**Required work**
Would you return the data exactly as given, except for its pictures?
** Records for the task follows **
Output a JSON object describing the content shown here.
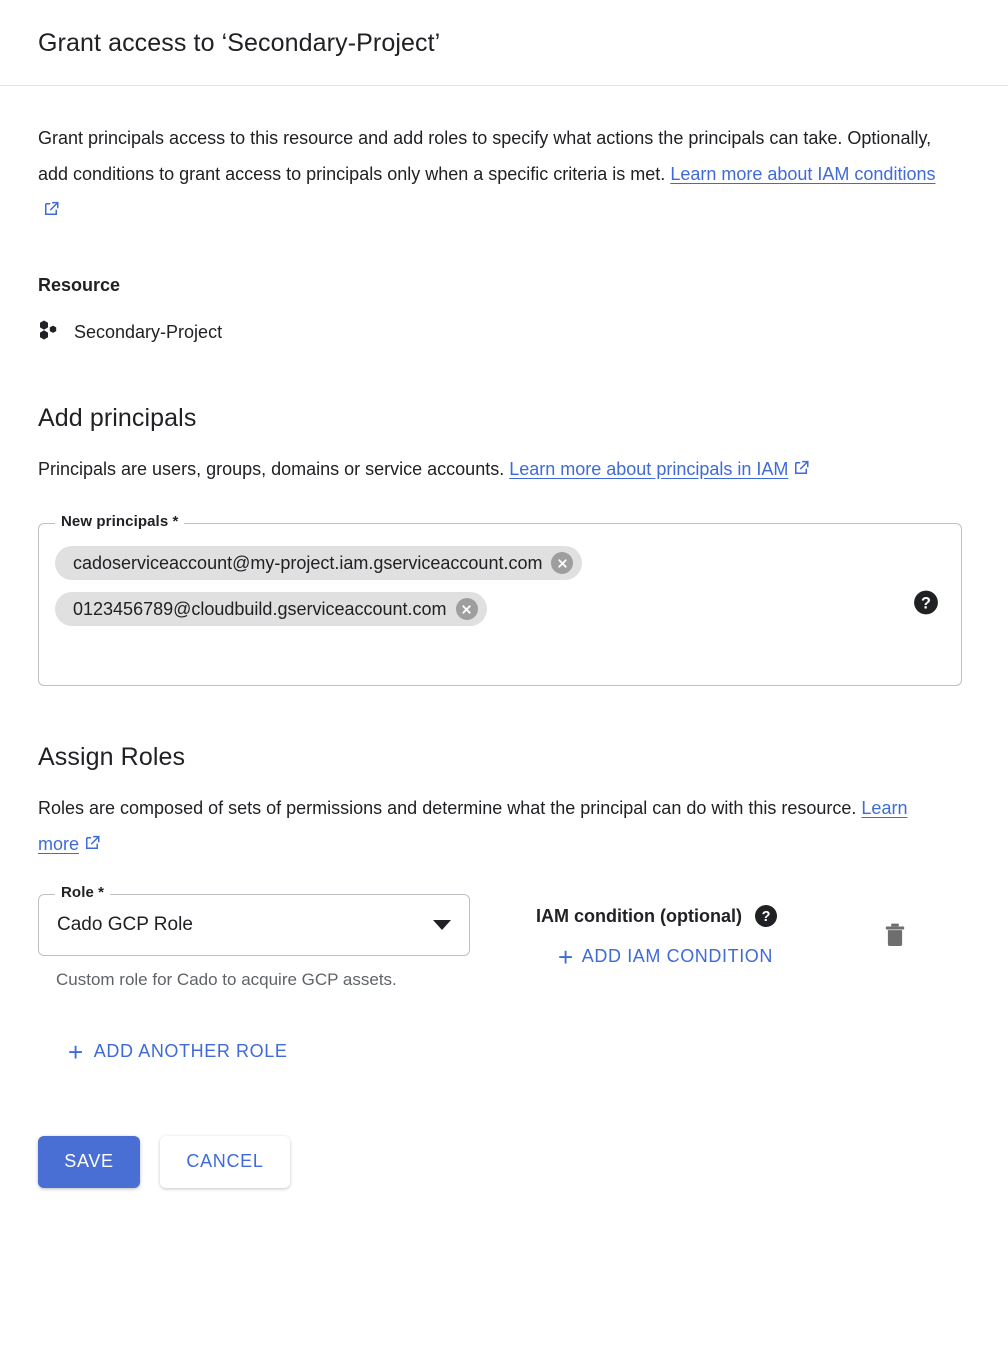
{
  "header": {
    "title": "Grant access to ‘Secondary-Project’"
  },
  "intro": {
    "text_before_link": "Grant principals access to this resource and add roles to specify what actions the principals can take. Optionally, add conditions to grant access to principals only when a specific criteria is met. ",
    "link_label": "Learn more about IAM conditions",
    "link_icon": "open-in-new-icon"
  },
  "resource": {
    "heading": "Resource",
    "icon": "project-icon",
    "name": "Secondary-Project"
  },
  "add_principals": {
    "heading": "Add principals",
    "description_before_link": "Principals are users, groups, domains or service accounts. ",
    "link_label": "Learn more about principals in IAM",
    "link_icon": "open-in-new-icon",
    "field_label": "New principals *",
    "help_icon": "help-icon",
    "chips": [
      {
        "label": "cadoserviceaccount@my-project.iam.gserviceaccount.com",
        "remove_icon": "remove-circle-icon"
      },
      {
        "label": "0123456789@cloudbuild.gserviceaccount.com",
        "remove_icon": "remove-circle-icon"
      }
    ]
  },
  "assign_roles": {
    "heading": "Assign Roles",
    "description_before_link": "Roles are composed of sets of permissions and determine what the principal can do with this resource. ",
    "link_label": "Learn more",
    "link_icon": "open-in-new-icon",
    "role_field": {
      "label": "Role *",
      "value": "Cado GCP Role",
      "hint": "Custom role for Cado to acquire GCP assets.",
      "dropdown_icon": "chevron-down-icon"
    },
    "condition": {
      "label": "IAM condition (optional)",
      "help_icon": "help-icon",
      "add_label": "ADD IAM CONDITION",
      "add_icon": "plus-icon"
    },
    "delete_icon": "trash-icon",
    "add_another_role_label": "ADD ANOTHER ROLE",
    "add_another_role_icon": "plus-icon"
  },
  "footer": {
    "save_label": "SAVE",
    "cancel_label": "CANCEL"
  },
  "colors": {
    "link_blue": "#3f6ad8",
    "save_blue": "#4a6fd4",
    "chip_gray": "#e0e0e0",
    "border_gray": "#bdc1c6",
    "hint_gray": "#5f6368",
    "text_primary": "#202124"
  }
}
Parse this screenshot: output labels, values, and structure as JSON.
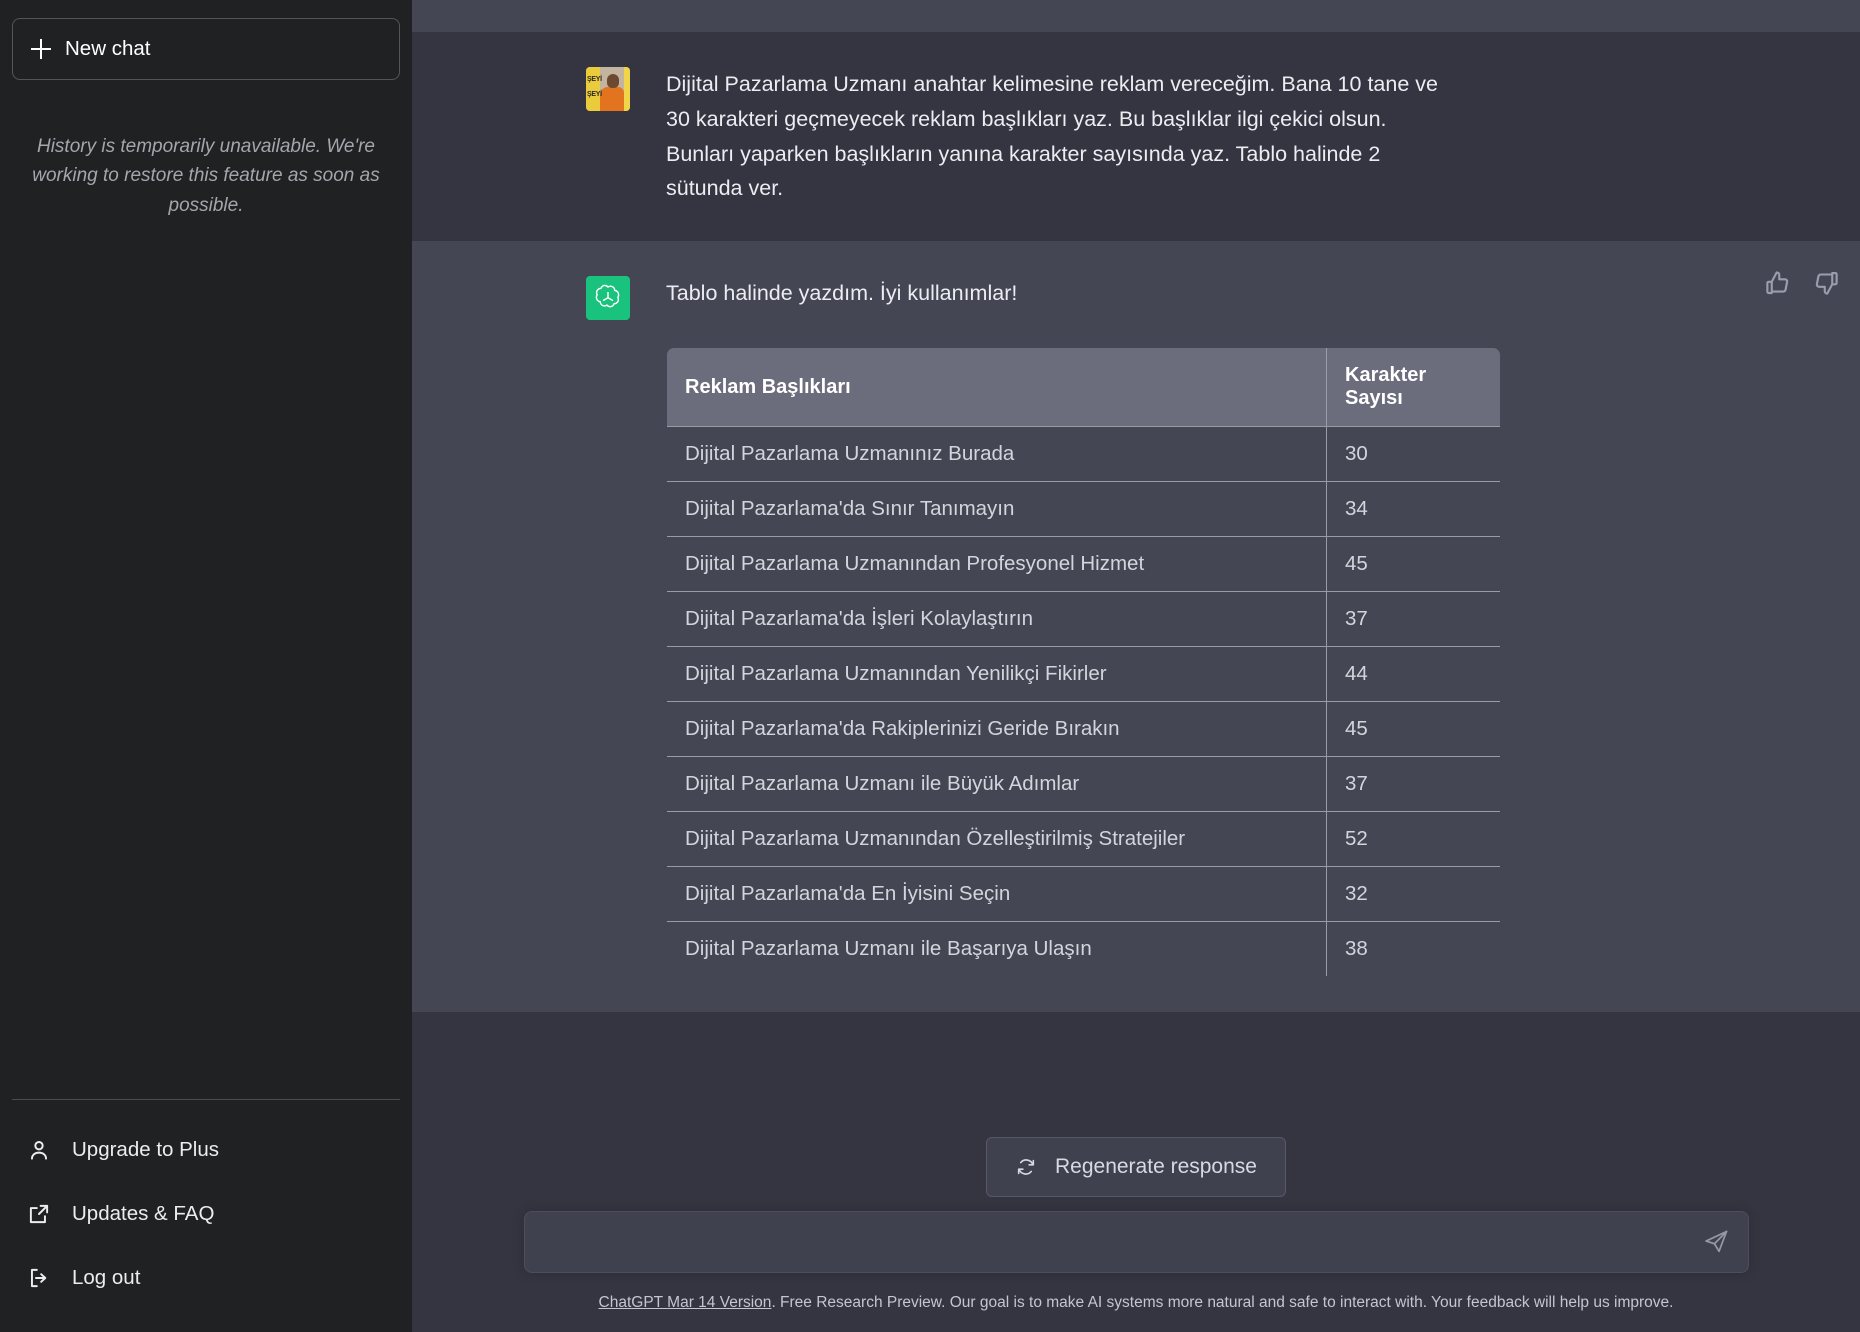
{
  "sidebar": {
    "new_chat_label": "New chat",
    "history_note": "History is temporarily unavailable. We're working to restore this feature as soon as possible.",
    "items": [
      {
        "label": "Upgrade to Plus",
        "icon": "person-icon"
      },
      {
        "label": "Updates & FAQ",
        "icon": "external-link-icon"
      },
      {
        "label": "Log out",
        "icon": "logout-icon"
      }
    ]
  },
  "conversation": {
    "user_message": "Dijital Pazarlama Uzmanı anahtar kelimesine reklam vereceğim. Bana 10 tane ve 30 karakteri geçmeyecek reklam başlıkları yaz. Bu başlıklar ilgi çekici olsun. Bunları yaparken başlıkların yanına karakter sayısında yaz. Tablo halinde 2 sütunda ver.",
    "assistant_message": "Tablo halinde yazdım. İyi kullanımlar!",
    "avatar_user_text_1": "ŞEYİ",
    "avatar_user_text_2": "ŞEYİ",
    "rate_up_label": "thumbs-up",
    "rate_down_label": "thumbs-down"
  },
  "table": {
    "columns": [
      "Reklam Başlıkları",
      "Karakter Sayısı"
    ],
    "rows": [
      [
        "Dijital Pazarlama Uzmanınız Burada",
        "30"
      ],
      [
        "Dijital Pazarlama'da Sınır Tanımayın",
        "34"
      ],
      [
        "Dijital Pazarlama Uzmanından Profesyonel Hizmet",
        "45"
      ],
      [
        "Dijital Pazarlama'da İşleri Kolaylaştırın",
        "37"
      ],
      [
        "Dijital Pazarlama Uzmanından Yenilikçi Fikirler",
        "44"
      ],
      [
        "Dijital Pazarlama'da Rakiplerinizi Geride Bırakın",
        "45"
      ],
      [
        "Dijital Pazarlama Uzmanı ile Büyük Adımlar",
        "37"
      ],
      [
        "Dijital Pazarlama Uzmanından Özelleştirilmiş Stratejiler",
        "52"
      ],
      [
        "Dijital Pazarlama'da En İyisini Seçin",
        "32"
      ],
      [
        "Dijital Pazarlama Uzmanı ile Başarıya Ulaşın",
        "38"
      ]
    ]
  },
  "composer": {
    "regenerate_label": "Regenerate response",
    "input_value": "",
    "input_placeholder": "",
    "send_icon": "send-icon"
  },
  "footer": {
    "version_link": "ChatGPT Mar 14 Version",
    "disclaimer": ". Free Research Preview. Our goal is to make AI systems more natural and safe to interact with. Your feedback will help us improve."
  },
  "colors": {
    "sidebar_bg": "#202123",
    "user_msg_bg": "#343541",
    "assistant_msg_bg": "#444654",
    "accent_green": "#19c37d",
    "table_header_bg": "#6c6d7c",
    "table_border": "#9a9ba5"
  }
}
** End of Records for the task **
**Response area**
Output a JSON object describing the content shown here.
{
  "header": {
    "title": "Grant access to ‘Secondary-Project’"
  },
  "intro": {
    "text_before_link": "Grant principals access to this resource and add roles to specify what actions the principals can take. Optionally, add conditions to grant access to principals only when a specific criteria is met. ",
    "link_label": "Learn more about IAM conditions",
    "link_icon": "open-in-new-icon"
  },
  "resource": {
    "heading": "Resource",
    "icon": "project-icon",
    "name": "Secondary-Project"
  },
  "add_principals": {
    "heading": "Add principals",
    "description_before_link": "Principals are users, groups, domains or service accounts. ",
    "link_label": "Learn more about principals in IAM",
    "link_icon": "open-in-new-icon",
    "field_label": "New principals *",
    "help_icon": "help-icon",
    "chips": [
      {
        "label": "cadoserviceaccount@my-project.iam.gserviceaccount.com",
        "remove_icon": "remove-circle-icon"
      },
      {
        "label": "0123456789@cloudbuild.gserviceaccount.com",
        "remove_icon": "remove-circle-icon"
      }
    ]
  },
  "assign_roles": {
    "heading": "Assign Roles",
    "description_before_link": "Roles are composed of sets of permissions and determine what the principal can do with this resource. ",
    "link_label": "Learn more",
    "link_icon": "open-in-new-icon",
    "role_field": {
      "label": "Role *",
      "value": "Cado GCP Role",
      "hint": "Custom role for Cado to acquire GCP assets.",
      "dropdown_icon": "chevron-down-icon"
    },
    "condition": {
      "label": "IAM condition (optional)",
      "help_icon": "help-icon",
      "add_label": "ADD IAM CONDITION",
      "add_icon": "plus-icon"
    },
    "delete_icon": "trash-icon",
    "add_another_role_label": "ADD ANOTHER ROLE",
    "add_another_role_icon": "plus-icon"
  },
  "footer": {
    "save_label": "SAVE",
    "cancel_label": "CANCEL"
  },
  "colors": {
    "link_blue": "#3f6ad8",
    "save_blue": "#4a6fd4",
    "chip_gray": "#e0e0e0",
    "border_gray": "#bdc1c6",
    "hint_gray": "#5f6368",
    "text_primary": "#202124"
  }
}
Parse this screenshot: output labels, values, and structure as JSON.
{
  "sidebar": {
    "new_chat_label": "New chat",
    "history_note": "History is temporarily unavailable. We're working to restore this feature as soon as possible.",
    "items": [
      {
        "label": "Upgrade to Plus",
        "icon": "person-icon"
      },
      {
        "label": "Updates & FAQ",
        "icon": "external-link-icon"
      },
      {
        "label": "Log out",
        "icon": "logout-icon"
      }
    ]
  },
  "conversation": {
    "user_message": "Dijital Pazarlama Uzmanı anahtar kelimesine reklam vereceğim. Bana 10 tane ve 30 karakteri geçmeyecek reklam başlıkları yaz. Bu başlıklar ilgi çekici olsun. Bunları yaparken başlıkların yanına karakter sayısında yaz. Tablo halinde 2 sütunda ver.",
    "assistant_message": "Tablo halinde yazdım. İyi kullanımlar!",
    "avatar_user_text_1": "ŞEYİ",
    "avatar_user_text_2": "ŞEYİ",
    "rate_up_label": "thumbs-up",
    "rate_down_label": "thumbs-down"
  },
  "table": {
    "columns": [
      "Reklam Başlıkları",
      "Karakter Sayısı"
    ],
    "rows": [
      [
        "Dijital Pazarlama Uzmanınız Burada",
        "30"
      ],
      [
        "Dijital Pazarlama'da Sınır Tanımayın",
        "34"
      ],
      [
        "Dijital Pazarlama Uzmanından Profesyonel Hizmet",
        "45"
      ],
      [
        "Dijital Pazarlama'da İşleri Kolaylaştırın",
        "37"
      ],
      [
        "Dijital Pazarlama Uzmanından Yenilikçi Fikirler",
        "44"
      ],
      [
        "Dijital Pazarlama'da Rakiplerinizi Geride Bırakın",
        "45"
      ],
      [
        "Dijital Pazarlama Uzmanı ile Büyük Adımlar",
        "37"
      ],
      [
        "Dijital Pazarlama Uzmanından Özelleştirilmiş Stratejiler",
        "52"
      ],
      [
        "Dijital Pazarlama'da En İyisini Seçin",
        "32"
      ],
      [
        "Dijital Pazarlama Uzmanı ile Başarıya Ulaşın",
        "38"
      ]
    ]
  },
  "composer": {
    "regenerate_label": "Regenerate response",
    "input_value": "",
    "input_placeholder": "",
    "send_icon": "send-icon"
  },
  "footer": {
    "version_link": "ChatGPT Mar 14 Version",
    "disclaimer": ". Free Research Preview. Our goal is to make AI systems more natural and safe to interact with. Your feedback will help us improve."
  },
  "colors": {
    "sidebar_bg": "#202123",
    "user_msg_bg": "#343541",
    "assistant_msg_bg": "#444654",
    "accent_green": "#19c37d",
    "table_header_bg": "#6c6d7c",
    "table_border": "#9a9ba5"
  }
}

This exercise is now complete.